Use a positive and restorative approach to discipline and model compassion when a child or young person has done something wrong. When your child has done something wrong, use this as an opportunity for discussion, using a child-centred approach in which you take your child or young person’s perspective – that is, put yourself in their shoes and view the world from that point of view. Engage the child or young person in problem-solving (Don’t forget to always start with a few rounds of slow breathing first) – and discuss how they could do something different in the future that would end more positively. You might say, “What could we do if this happens again, what would be a way to solve this problem?” Also, help them to develop a restorative approach – that is, to find ways to repair harm when harm has been done. For example, if they have harmed another child or young person intentionally or by accident, ask them to imagine what they could do to help the other child feel better.
Ask the child or young person to change perspectives. When they are struggling with something ask them how they would treat a friend and what they would say to a friend if they were going through a similar situation. Then ask them to say this about themselves, replacing the pronouns with “I’ and “me”.
Help the child or young person develop a “compassionate” identity. When the child or young person is engaged in activities that are compassionate and kind, you should recognise that behaviour as part of his or her identity – “you are so compassionate and caring because you did [the behaviour that demonstrated compassion and caring.].”
Walk the talk - because children and young people mimic what they see and hear, it’s crucial to practice compassion with yourself. Pay attention to the language you use in front of the children in your care. Do you make negative comments about your looks and weight? Do you beat yourself up when things don’t go well at work? Do you criticise yourself for being tired or making a mistake? Do you use harsh words to describe yourself? Do you hyper-focus on your own supposed faults and flaws? Do you judge yourself for being anxious, angry, or overwhelmed?
By helping the children and young people to learn to practice self-compassion, you will help them to dislodge shame-based beliefs, such being worthless, defective, bad, or unlovable. You will also increase their capacity to accept compassion from others to help them to build stronger social connections.
This blog is part of our compassion-focused caring series.
Germer, C. K., & Neff, K. D. (2013). Self-compassion in clinical practice. Journal of Clinical Psychology, 69(8), 856–867. https://doi.org/10.1002/jclp.22021
Gilbert, P. (1997). The evolution of social attractiveness and its role in shame, humiliation, guilt and therapy. British Journal of Medical Psychology, 70(2), 113–147. https://doi.org/10.1111/j.2044-8341.1997.tb01893.x
Gilbert, P. (2003). Evolution, Social Roles, and the Differences in Shame and Guilt. Source: Social Research, 70(4), 1205–1230.
Gilligan, J. (2003). Shame, Guilt, and Violence.
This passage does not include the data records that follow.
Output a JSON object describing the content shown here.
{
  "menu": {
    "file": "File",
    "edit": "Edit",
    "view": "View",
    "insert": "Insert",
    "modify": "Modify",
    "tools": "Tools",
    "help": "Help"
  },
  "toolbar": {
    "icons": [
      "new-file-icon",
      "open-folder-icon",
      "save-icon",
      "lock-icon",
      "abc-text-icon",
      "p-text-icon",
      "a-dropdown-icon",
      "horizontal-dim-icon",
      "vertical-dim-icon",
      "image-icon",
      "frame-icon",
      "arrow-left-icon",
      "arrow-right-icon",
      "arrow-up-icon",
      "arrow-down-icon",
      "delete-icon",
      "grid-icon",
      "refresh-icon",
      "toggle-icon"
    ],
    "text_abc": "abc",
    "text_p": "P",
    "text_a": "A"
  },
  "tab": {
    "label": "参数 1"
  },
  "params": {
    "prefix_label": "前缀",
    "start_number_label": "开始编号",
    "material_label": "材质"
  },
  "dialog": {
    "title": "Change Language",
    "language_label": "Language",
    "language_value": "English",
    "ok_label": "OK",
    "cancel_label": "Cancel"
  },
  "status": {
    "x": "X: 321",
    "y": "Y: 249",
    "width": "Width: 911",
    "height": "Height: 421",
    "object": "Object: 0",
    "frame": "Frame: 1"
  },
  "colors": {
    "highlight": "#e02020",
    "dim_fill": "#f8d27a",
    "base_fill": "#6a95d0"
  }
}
Social Research, 70(4), 1149.
Thompson, B. L., & Waltz, J. A. (2008). Mindfulness, self-esteem, and unconditional self-acceptance. Journal of Rational – Emotive and Cognitive – Behavior Therapy, 26(2), 119–126. https://doi.org/10.1007/s10942-007-0059-0